◆ **Task**:
Output every record again so that it matches the original word for word.

◆ **Information given**:
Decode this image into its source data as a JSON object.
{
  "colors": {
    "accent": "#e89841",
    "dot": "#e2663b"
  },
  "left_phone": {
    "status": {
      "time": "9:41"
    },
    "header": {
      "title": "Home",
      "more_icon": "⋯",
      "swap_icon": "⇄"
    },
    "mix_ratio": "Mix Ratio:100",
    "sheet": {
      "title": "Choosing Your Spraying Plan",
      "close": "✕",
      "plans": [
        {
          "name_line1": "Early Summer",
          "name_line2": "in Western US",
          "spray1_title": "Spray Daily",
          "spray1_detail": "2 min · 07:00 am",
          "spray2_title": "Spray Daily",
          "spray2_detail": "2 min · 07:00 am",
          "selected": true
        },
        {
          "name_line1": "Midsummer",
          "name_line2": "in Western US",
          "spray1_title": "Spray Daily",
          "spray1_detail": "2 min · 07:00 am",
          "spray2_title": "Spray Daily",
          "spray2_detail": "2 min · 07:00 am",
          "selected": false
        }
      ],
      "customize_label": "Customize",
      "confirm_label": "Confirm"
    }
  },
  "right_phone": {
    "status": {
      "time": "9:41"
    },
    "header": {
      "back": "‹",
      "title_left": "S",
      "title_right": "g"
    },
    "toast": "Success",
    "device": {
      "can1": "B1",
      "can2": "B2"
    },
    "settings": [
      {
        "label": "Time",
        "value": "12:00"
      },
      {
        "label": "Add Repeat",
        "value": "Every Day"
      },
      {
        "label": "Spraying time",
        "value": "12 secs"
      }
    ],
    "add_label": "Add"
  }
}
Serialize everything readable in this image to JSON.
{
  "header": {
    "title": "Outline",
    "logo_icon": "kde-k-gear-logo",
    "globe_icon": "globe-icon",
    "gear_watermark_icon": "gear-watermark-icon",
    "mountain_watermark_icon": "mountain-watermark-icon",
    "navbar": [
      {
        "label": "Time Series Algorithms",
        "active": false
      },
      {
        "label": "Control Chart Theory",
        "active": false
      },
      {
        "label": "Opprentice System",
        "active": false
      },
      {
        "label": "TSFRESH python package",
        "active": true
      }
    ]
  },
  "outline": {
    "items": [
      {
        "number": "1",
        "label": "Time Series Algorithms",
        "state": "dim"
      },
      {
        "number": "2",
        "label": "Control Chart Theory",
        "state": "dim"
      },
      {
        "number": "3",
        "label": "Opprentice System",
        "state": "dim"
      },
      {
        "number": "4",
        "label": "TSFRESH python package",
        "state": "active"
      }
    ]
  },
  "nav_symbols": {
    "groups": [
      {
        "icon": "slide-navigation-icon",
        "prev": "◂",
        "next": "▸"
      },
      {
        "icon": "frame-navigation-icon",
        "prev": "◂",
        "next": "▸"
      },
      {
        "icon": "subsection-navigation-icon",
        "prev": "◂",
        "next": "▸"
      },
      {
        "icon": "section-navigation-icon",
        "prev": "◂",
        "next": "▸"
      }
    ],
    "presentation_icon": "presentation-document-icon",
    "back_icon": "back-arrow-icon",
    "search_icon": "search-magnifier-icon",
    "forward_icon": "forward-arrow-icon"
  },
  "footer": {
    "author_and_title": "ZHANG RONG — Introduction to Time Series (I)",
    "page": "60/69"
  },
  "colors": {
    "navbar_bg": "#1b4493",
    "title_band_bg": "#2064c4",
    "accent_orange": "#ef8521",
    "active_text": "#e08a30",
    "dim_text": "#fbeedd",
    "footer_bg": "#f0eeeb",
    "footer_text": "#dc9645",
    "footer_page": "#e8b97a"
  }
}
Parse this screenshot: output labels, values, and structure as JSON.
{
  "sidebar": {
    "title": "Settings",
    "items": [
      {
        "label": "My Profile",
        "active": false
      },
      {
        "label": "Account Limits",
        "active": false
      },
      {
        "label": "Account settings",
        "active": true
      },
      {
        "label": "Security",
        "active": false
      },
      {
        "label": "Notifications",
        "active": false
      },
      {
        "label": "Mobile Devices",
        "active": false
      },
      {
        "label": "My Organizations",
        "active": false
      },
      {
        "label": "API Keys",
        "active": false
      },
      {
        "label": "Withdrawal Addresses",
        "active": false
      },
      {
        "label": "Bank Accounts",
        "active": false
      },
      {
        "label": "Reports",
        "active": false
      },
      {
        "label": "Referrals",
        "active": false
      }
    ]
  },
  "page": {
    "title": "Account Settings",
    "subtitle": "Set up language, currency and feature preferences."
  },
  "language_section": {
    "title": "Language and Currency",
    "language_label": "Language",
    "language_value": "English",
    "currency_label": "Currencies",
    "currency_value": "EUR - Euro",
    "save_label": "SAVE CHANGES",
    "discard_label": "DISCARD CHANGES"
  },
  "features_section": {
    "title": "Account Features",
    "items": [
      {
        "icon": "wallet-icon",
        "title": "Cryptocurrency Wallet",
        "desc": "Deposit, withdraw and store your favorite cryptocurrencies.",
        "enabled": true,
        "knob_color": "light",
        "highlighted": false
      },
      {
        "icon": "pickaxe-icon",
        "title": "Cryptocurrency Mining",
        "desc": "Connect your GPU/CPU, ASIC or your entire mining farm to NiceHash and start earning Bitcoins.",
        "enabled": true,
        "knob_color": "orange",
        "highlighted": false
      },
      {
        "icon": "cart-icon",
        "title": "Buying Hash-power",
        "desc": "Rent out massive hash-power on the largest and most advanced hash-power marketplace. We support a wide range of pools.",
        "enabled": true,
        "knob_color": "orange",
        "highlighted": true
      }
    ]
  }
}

◆ **Completed exercise**:
Decode this image into its source data as a JSON object.
{
  "colors": {
    "accent": "#e89841",
    "dot": "#e2663b"
  },
  "left_phone": {
    "status": {
      "time": "9:41"
    },
    "header": {
      "title": "Home",
      "more_icon": "⋯",
      "swap_icon": "⇄"
    },
    "mix_ratio": "Mix Ratio:100",
    "sheet": {
      "title": "Choosing Your Spraying Plan",
      "close": "✕",
      "plans": [
        {
          "name_line1": "Early Summer",
          "name_line2": "in Western US",
          "spray1_title": "Spray Daily",
          "spray1_detail": "2 min · 07:00 am",
          "spray2_title": "Spray Daily",
          "spray2_detail": "2 min · 07:00 am",
          "selected": true
        },
        {
          "name_line1": "Midsummer",
          "name_line2": "in Western US",
          "spray1_title": "Spray Daily",
          "spray1_detail": "2 min · 07:00 am",
          "spray2_title": "Spray Daily",
          "spray2_detail": "2 min · 07:00 am",
          "selected": false
        }
      ],
      "customize_label": "Customize",
      "confirm_label": "Confirm"
    }
  },
  "right_phone": {
    "status": {
      "time": "9:41"
    },
    "header": {
      "back": "‹",
      "title_left": "S",
      "title_right": "g"
    },
    "toast": "Success",
    "device": {
      "can1": "B1",
      "can2": "B2"
    },
    "settings": [
      {
        "label": "Time",
        "value": "12:00"
      },
      {
        "label": "Add Repeat",
        "value": "Every Day"
      },
      {
        "label": "Spraying time",
        "value": "12 secs"
      }
    ],
    "add_label": "Add"
  }
}
Serialize everything readable in this image to JSON.
{
  "header": {
    "title": "Outline",
    "logo_icon": "kde-k-gear-logo",
    "globe_icon": "globe-icon",
    "gear_watermark_icon": "gear-watermark-icon",
    "mountain_watermark_icon": "mountain-watermark-icon",
    "navbar": [
      {
        "label": "Time Series Algorithms",
        "active": false
      },
      {
        "label": "Control Chart Theory",
        "active": false
      },
      {
        "label": "Opprentice System",
        "active": false
      },
      {
        "label": "TSFRESH python package",
        "active": true
      }
    ]
  },
  "outline": {
    "items": [
      {
        "number": "1",
        "label": "Time Series Algorithms",
        "state": "dim"
      },
      {
        "number": "2",
        "label": "Control Chart Theory",
        "state": "dim"
      },
      {
        "number": "3",
        "label": "Opprentice System",
        "state": "dim"
      },
      {
        "number": "4",
        "label": "TSFRESH python package",
        "state": "active"
      }
    ]
  },
  "nav_symbols": {
    "groups": [
      {
        "icon": "slide-navigation-icon",
        "prev": "◂",
        "next": "▸"
      },
      {
        "icon": "frame-navigation-icon",
        "prev": "◂",
        "next": "▸"
      },
      {
        "icon": "subsection-navigation-icon",
        "prev": "◂",
        "next": "▸"
      },
      {
        "icon": "section-navigation-icon",
        "prev": "◂",
        "next": "▸"
      }
    ],
    "presentation_icon": "presentation-document-icon",
    "back_icon": "back-arrow-icon",
    "search_icon": "search-magnifier-icon",
    "forward_icon": "forward-arrow-icon"
  },
  "footer": {
    "author_and_title": "ZHANG RONG — Introduction to Time Series (I)",
    "page": "60/69"
  },
  "colors": {
    "navbar_bg": "#1b4493",
    "title_band_bg": "#2064c4",
    "accent_orange": "#ef8521",
    "active_text": "#e08a30",
    "dim_text": "#fbeedd",
    "footer_bg": "#f0eeeb",
    "footer_text": "#dc9645",
    "footer_page": "#e8b97a"
  }
}
Parse this screenshot: output labels, values, and structure as JSON.
{
  "sidebar": {
    "title": "Settings",
    "items": [
      {
        "label": "My Profile",
        "active": false
      },
      {
        "label": "Account Limits",
        "active": false
      },
      {
        "label": "Account settings",
        "active": true
      },
      {
        "label": "Security",
        "active": false
      },
      {
        "label": "Notifications",
        "active": false
      },
      {
        "label": "Mobile Devices",
        "active": false
      },
      {
        "label": "My Organizations",
        "active": false
      },
      {
        "label": "API Keys",
        "active": false
      },
      {
        "label": "Withdrawal Addresses",
        "active": false
      },
      {
        "label": "Bank Accounts",
        "active": false
      },
      {
        "label": "Reports",
        "active": false
      },
      {
        "label": "Referrals",
        "active": false
      }
    ]
  },
  "page": {
    "title": "Account Settings",
    "subtitle": "Set up language, currency and feature preferences."
  },
  "language_section": {
    "title": "Language and Currency",
    "language_label": "Language",
    "language_value": "English",
    "currency_label": "Currencies",
    "currency_value": "EUR - Euro",
    "save_label": "SAVE CHANGES",
    "discard_label": "DISCARD CHANGES"
  },
  "features_section": {
    "title": "Account Features",
    "items": [
      {
        "icon": "wallet-icon",
        "title": "Cryptocurrency Wallet",
        "desc": "Deposit, withdraw and store your favorite cryptocurrencies.",
        "enabled": true,
        "knob_color": "light",
        "highlighted": false
      },
      {
        "icon": "pickaxe-icon",
        "title": "Cryptocurrency Mining",
        "desc": "Connect your GPU/CPU, ASIC or your entire mining farm to NiceHash and start earning Bitcoins.",
        "enabled": true,
        "knob_color": "orange",
        "highlighted": false
      },
      {
        "icon": "cart-icon",
        "title": "Buying Hash-power",
        "desc": "Rent out massive hash-power on the largest and most advanced hash-power marketplace. We support a wide range of pools.",
        "enabled": true,
        "knob_color": "orange",
        "highlighted": true
      }
    ]
  }
}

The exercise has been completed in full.